WORK TASK: When you retype the entries, keep each one exact and leave out the pictures.

(INFORMATION SHOWN begins)

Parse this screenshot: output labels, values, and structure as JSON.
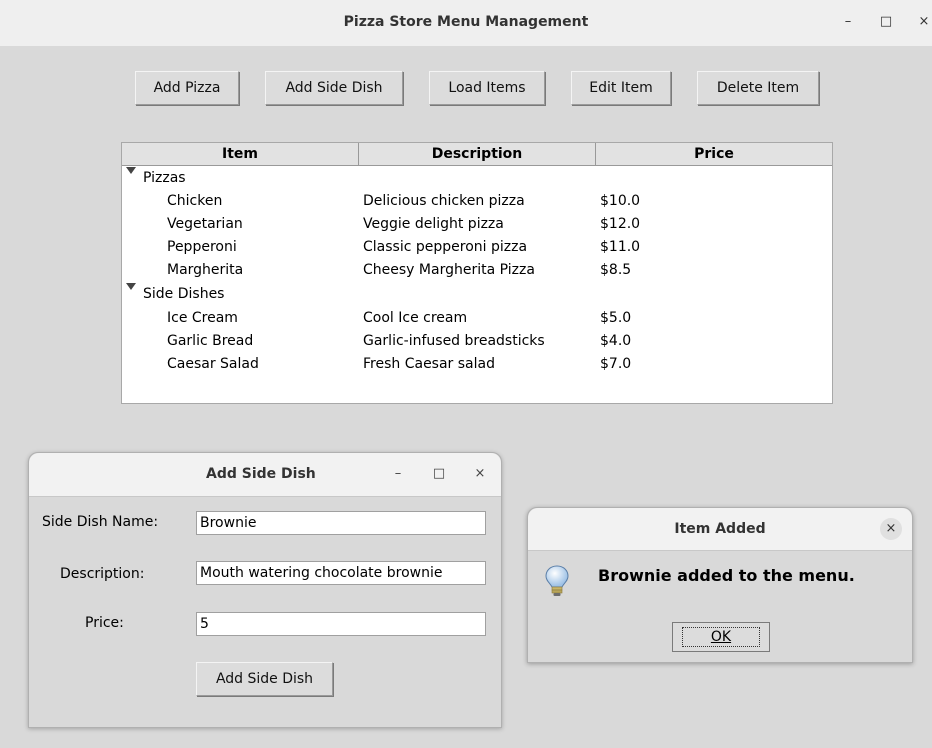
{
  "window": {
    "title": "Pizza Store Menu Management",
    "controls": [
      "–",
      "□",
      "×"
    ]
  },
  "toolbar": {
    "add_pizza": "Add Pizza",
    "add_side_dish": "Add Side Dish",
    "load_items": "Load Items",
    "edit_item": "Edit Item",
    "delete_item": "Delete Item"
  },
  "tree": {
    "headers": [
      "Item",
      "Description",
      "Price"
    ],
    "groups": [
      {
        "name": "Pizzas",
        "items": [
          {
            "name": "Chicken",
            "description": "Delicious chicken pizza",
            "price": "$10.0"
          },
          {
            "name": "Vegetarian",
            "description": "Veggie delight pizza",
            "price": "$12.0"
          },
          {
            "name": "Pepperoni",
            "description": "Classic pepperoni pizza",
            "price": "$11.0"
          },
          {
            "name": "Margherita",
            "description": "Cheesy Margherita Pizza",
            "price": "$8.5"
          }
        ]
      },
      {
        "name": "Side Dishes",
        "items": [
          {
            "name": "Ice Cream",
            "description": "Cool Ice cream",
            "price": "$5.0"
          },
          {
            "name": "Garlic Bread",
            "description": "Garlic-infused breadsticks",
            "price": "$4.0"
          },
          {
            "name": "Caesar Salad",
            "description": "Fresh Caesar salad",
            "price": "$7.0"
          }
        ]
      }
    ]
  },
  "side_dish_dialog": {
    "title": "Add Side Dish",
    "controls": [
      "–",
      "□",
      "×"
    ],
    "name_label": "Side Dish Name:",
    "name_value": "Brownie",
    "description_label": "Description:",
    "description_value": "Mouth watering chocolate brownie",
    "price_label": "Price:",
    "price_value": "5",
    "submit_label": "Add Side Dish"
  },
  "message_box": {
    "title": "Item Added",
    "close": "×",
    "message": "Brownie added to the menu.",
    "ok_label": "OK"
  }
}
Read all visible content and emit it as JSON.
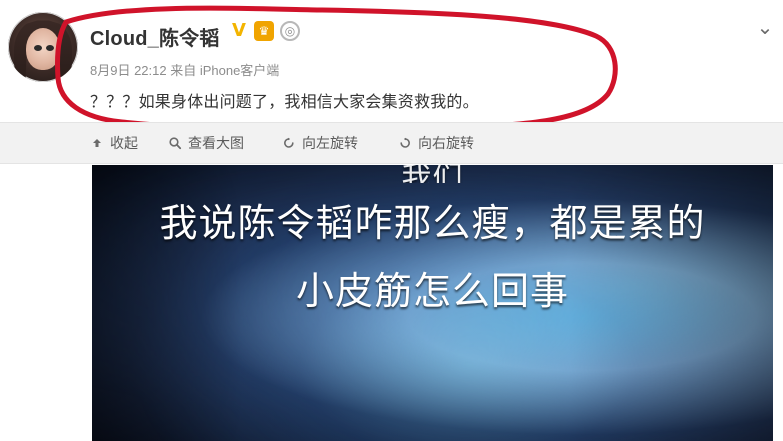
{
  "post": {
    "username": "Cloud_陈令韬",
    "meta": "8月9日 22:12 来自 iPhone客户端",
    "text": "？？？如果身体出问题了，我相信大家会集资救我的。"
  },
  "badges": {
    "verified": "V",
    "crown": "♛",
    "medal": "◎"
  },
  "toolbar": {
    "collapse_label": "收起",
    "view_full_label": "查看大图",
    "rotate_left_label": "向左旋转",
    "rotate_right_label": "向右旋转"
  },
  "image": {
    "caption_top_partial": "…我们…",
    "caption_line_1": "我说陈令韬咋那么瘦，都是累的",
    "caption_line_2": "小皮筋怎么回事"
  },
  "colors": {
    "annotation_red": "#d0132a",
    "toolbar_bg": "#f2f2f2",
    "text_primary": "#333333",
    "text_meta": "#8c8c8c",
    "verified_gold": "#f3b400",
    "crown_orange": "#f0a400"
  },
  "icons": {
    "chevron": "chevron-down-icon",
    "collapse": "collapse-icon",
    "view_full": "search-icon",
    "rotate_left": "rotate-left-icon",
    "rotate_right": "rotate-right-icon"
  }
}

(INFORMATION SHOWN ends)

WRITTEN RESPONSE:
Parse this screenshot: output labels, values, and structure as JSON.
{
  "window": {
    "title": "Pizza Store Menu Management",
    "controls": [
      "–",
      "□",
      "×"
    ]
  },
  "toolbar": {
    "add_pizza": "Add Pizza",
    "add_side_dish": "Add Side Dish",
    "load_items": "Load Items",
    "edit_item": "Edit Item",
    "delete_item": "Delete Item"
  },
  "tree": {
    "headers": [
      "Item",
      "Description",
      "Price"
    ],
    "groups": [
      {
        "name": "Pizzas",
        "items": [
          {
            "name": "Chicken",
            "description": "Delicious chicken pizza",
            "price": "$10.0"
          },
          {
            "name": "Vegetarian",
            "description": "Veggie delight pizza",
            "price": "$12.0"
          },
          {
            "name": "Pepperoni",
            "description": "Classic pepperoni pizza",
            "price": "$11.0"
          },
          {
            "name": "Margherita",
            "description": "Cheesy Margherita Pizza",
            "price": "$8.5"
          }
        ]
      },
      {
        "name": "Side Dishes",
        "items": [
          {
            "name": "Ice Cream",
            "description": "Cool Ice cream",
            "price": "$5.0"
          },
          {
            "name": "Garlic Bread",
            "description": "Garlic-infused breadsticks",
            "price": "$4.0"
          },
          {
            "name": "Caesar Salad",
            "description": "Fresh Caesar salad",
            "price": "$7.0"
          }
        ]
      }
    ]
  },
  "side_dish_dialog": {
    "title": "Add Side Dish",
    "controls": [
      "–",
      "□",
      "×"
    ],
    "name_label": "Side Dish Name:",
    "name_value": "Brownie",
    "description_label": "Description:",
    "description_value": "Mouth watering chocolate brownie",
    "price_label": "Price:",
    "price_value": "5",
    "submit_label": "Add Side Dish"
  },
  "message_box": {
    "title": "Item Added",
    "close": "×",
    "message": "Brownie added to the menu.",
    "ok_label": "OK"
  }
}
Read all visible content and emit it as JSON.
{
  "post": {
    "username": "Cloud_陈令韬",
    "meta": "8月9日 22:12 来自 iPhone客户端",
    "text": "？？？如果身体出问题了，我相信大家会集资救我的。"
  },
  "badges": {
    "verified": "V",
    "crown": "♛",
    "medal": "◎"
  },
  "toolbar": {
    "collapse_label": "收起",
    "view_full_label": "查看大图",
    "rotate_left_label": "向左旋转",
    "rotate_right_label": "向右旋转"
  },
  "image": {
    "caption_top_partial": "…我们…",
    "caption_line_1": "我说陈令韬咋那么瘦，都是累的",
    "caption_line_2": "小皮筋怎么回事"
  },
  "colors": {
    "annotation_red": "#d0132a",
    "toolbar_bg": "#f2f2f2",
    "text_primary": "#333333",
    "text_meta": "#8c8c8c",
    "verified_gold": "#f3b400",
    "crown_orange": "#f0a400"
  },
  "icons": {
    "chevron": "chevron-down-icon",
    "collapse": "collapse-icon",
    "view_full": "search-icon",
    "rotate_left": "rotate-left-icon",
    "rotate_right": "rotate-right-icon"
  }
}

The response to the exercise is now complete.